TASK INSTRUCTIONS:
Reproduce nothing but the lines from the one containing "Transcribe this image's" to the end of the records below, each exactly as written.

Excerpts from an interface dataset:

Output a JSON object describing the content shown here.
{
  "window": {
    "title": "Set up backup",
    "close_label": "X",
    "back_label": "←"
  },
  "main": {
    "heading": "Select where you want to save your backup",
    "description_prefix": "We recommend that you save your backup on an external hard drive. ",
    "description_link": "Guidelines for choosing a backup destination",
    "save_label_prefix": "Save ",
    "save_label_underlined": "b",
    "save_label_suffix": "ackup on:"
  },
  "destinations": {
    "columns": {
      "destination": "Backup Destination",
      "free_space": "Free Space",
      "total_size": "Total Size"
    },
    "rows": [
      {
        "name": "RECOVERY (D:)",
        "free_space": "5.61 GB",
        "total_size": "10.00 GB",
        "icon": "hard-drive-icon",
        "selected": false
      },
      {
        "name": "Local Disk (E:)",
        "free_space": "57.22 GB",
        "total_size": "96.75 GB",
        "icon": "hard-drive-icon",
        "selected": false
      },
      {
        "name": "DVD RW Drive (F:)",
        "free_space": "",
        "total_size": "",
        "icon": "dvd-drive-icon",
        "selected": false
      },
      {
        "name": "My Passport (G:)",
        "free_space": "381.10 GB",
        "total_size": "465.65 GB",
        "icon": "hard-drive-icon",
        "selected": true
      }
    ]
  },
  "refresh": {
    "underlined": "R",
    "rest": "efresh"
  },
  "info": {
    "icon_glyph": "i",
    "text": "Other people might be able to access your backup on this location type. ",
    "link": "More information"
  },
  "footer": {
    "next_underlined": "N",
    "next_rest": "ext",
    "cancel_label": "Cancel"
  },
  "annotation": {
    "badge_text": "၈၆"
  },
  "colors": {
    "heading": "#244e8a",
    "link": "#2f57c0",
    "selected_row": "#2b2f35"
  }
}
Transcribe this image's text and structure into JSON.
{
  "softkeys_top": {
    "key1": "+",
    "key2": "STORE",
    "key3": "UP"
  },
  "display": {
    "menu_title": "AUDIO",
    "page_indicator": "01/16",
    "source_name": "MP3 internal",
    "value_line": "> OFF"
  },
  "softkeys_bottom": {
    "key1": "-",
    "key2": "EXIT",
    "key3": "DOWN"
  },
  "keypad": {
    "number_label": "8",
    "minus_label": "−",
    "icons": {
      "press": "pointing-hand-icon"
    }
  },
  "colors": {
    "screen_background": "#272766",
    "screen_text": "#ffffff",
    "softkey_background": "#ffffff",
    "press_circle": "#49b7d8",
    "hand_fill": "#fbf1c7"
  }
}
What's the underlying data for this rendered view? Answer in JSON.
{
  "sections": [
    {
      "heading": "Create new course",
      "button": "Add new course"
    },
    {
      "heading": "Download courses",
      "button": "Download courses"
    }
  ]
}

EXPECTED ANSWER:
Transcribe this image's text and structure into JSON.
{
  "softkeys_top": {
    "key1": "+",
    "key2": "STORE",
    "key3": "UP"
  },
  "display": {
    "menu_title": "AUDIO",
    "page_indicator": "01/16",
    "source_name": "MP3 internal",
    "value_line": "> OFF"
  },
  "softkeys_bottom": {
    "key1": "-",
    "key2": "EXIT",
    "key3": "DOWN"
  },
  "keypad": {
    "number_label": "8",
    "minus_label": "−",
    "icons": {
      "press": "pointing-hand-icon"
    }
  },
  "colors": {
    "screen_background": "#272766",
    "screen_text": "#ffffff",
    "softkey_background": "#ffffff",
    "press_circle": "#49b7d8",
    "hand_fill": "#fbf1c7"
  }
}
What's the underlying data for this rendered view? Answer in JSON.
{
  "sections": [
    {
      "heading": "Create new course",
      "button": "Add new course"
    },
    {
      "heading": "Download courses",
      "button": "Download courses"
    }
  ]
}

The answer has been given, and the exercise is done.